- General John E. Hyten, the Commander of US Strategic Command, admitted that the US has no real defences against hypersonic weapons that are being “aggressively” pursued by China and Russia.
- The only defence against such weapons, Hyten said on Tuesday, is the threat of a US nuclear response.
- The general said he wanted more investment in radar stations and space infrastructure that can detect any of these weapons, but even that is challenging because of threats to US space dominance, how hypersonic missiles function, and a lack of resources.
US Air Force General John E. Hyten, the Commander of US Strategic Command, made a worrying admission on Tuesday about the state of US defences against hypersonic weapons: They don’t really exist.
While hypersonic weapons are still largely in either the conceptual or testing phase, Russia and China have been making headway on their respective programs.
China tested a functional hypersonic glide vehicle (HGV) in November 2017, and Russian tested a hypersonic weapon only a few weeks after President Vladimir Putin boasted that he has an “invincible” hypersonic missile in early March.
“Both Russia and China are aggressively pursuing hypersonic capabilities,” Hyten said at a Senate Armed Services hearing on Tuesday. “We’ve watched them test those capabilities.”
When asked by Republican Senator Jim Inhofe, the committee chairman, what kind of defences the US had against such weapons, the general responded, “our defence is our deterrent capability.”

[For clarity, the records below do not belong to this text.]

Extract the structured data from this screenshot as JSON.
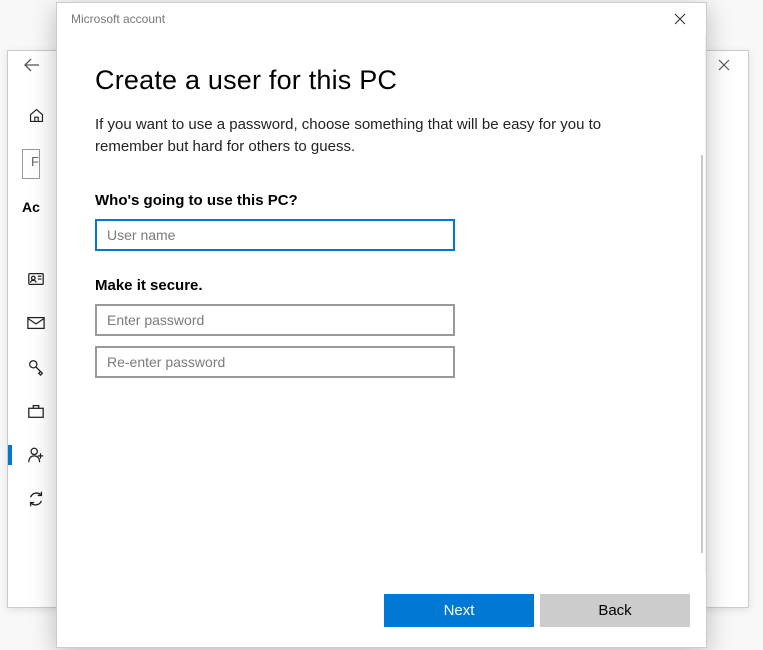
{
  "bg": {
    "search": "F",
    "heading": "Ac"
  },
  "modal": {
    "window_title": "Microsoft account",
    "heading": "Create a user for this PC",
    "description": "If you want to use a password, choose something that will be easy for you to remember but hard for others to guess.",
    "section_who": "Who's going to use this PC?",
    "username_placeholder": "User name",
    "section_secure": "Make it secure.",
    "password_placeholder": "Enter password",
    "reenter_placeholder": "Re-enter password",
    "next_label": "Next",
    "back_label": "Back"
  }
}
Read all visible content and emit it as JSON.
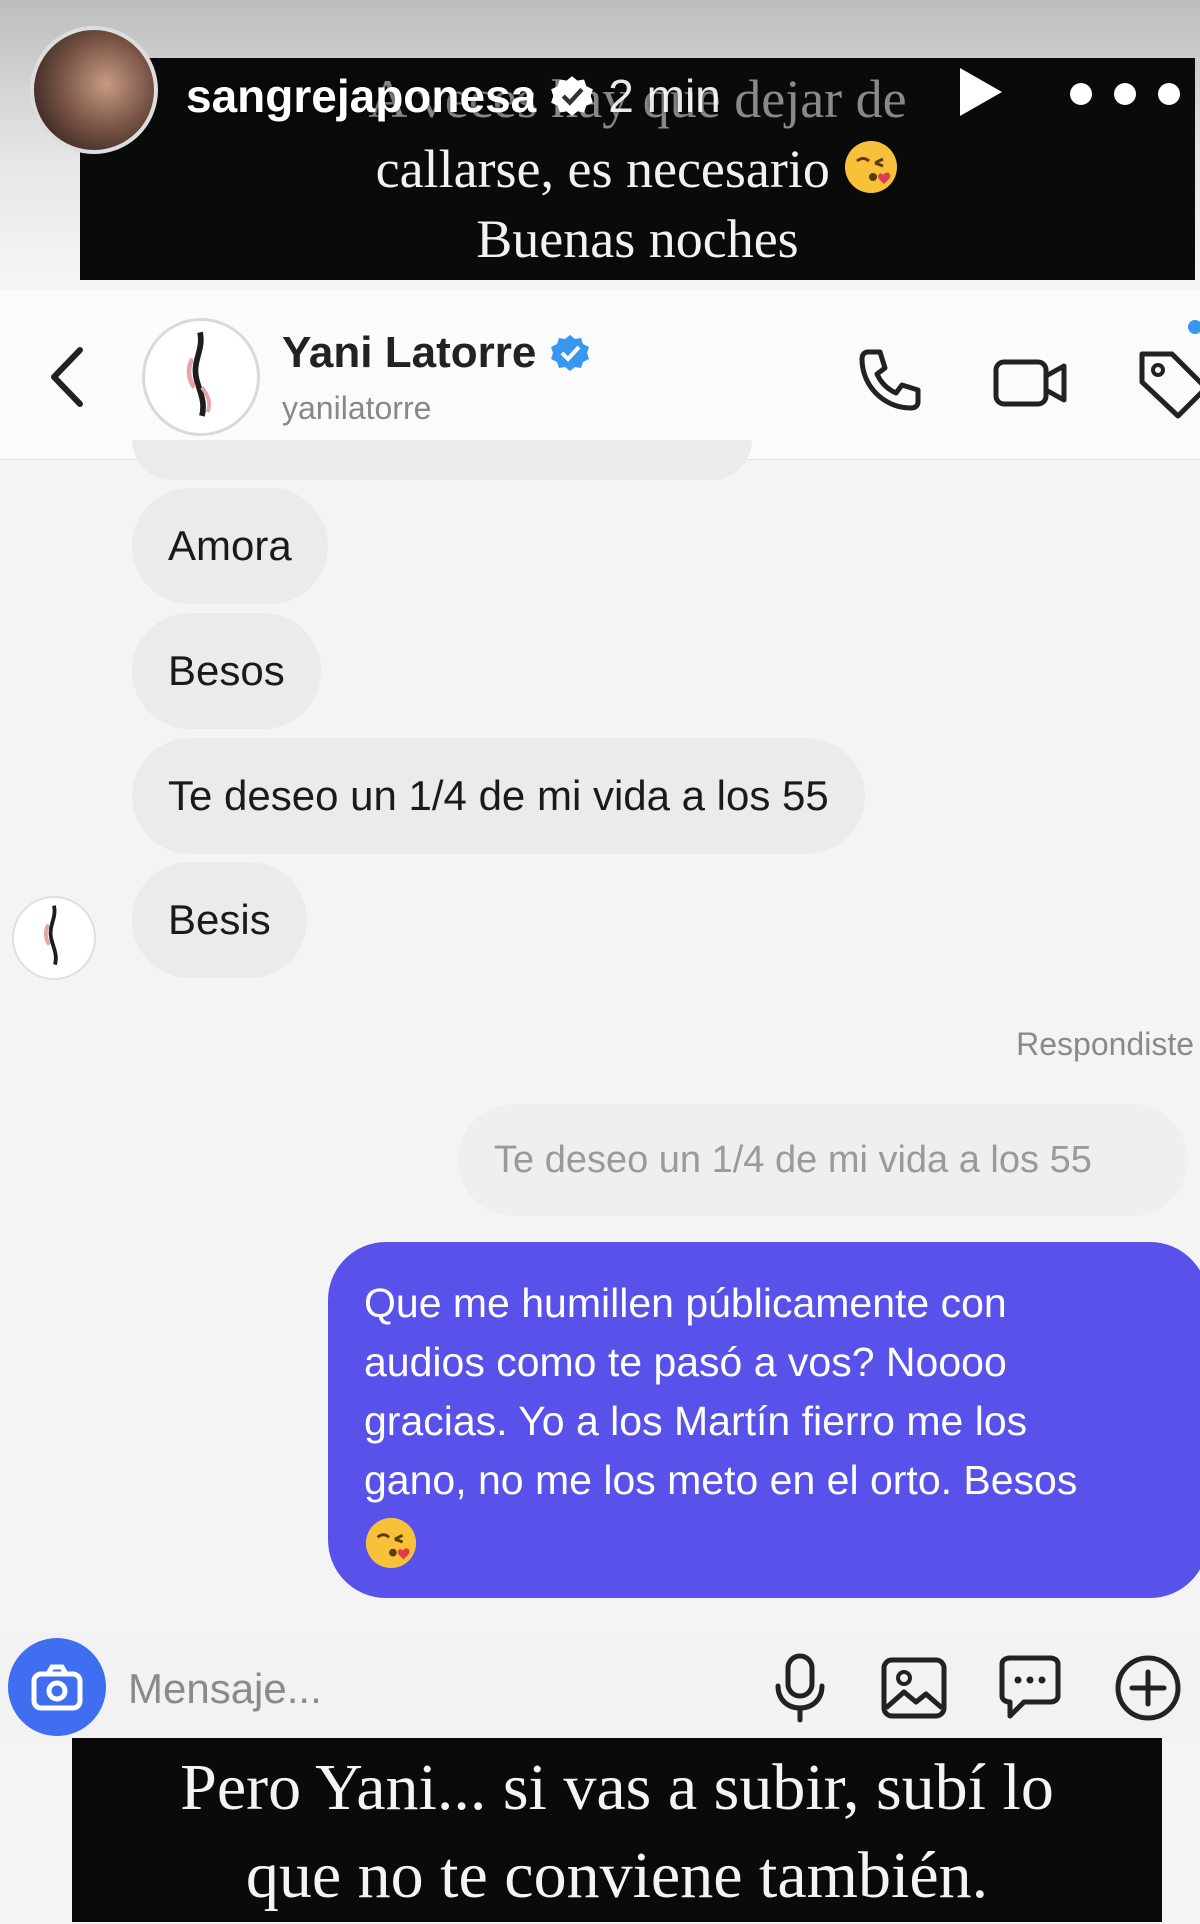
{
  "story": {
    "username": "sangrejaponesa",
    "time": "2 min",
    "caption_lines": [
      "A veces hay que dejar de",
      "callarse, es necesario",
      "Buenas noches"
    ]
  },
  "dm_header": {
    "name": "Yani Latorre",
    "handle": "yanilatorre"
  },
  "messages_in": [
    {
      "text": "Amora"
    },
    {
      "text": "Besos"
    },
    {
      "text": "Te deseo un 1/4 de mi vida a los 55"
    },
    {
      "text": "Besis"
    }
  ],
  "reply": {
    "label": "Respondiste",
    "quoted": "Te deseo un 1/4 de mi vida a los 55",
    "lines": [
      "Que me humillen públicamente con",
      "audios como te pasó a vos? Noooo",
      "gracias. Yo a los Martín fierro me los",
      "gano, no me los meto en el orto. Besos"
    ]
  },
  "composer": {
    "placeholder": "Mensaje..."
  },
  "bottom_caption": {
    "lines": [
      "Pero Yani... si vas a subir, subí lo",
      "que no te conviene también."
    ]
  },
  "colors": {
    "outgoing_bubble": "#5851ea",
    "incoming_bubble": "#ebebeb",
    "verified": "#3897f0",
    "camera_button": "#3f6ff0"
  }
}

“We don’t have any defence that could deny the employment of such a weapon against us,” Hyten said.
The general said that the only “defence” the US had was the threat of nuclear retaliation, adding, “our response would be our deterrent force, which would be the Triad and the nuclear capabilities that we have to respond to such a threat.”
More specifically, Hyten said that low-yield submarine-based nuclear weapons were the primary defence.
Hyten added later in the hearing, responding to a question from Democratic Senator Bill Nelson, that the US needed to “pursue improved sensor capabilities” in order to “track, characterise, and attribute the threats wherever they come from.” Detection of ICBMs is mostly done through satellites orbiting the earth.
The general acknowledged that there are still issues, primarily due to lack of resources and ageing equipment. “Right now we have a challenge with that, with our current on-orbit space architecture and our limited number of radars that we have around the world,” Hyten said.
Hypersonic weapons can be destabilizing. HGVs and hypersonic cruise missiles can travel Mach 5 and above (340 miles every 6 minutes), can manoeuvre to avoid ICBM defences, and can impact a target just minutes after being detected.
The RAND Corporation published a report that predicts that hypersonic weapons will be deployed to the battlefield in the next 10 years. At that point, the primary defence against ICBMs and nuclear missiles could no longer be kinetic or proximity interception of the missiles themselves, but the Cod War-era concept of mutual assured destruction.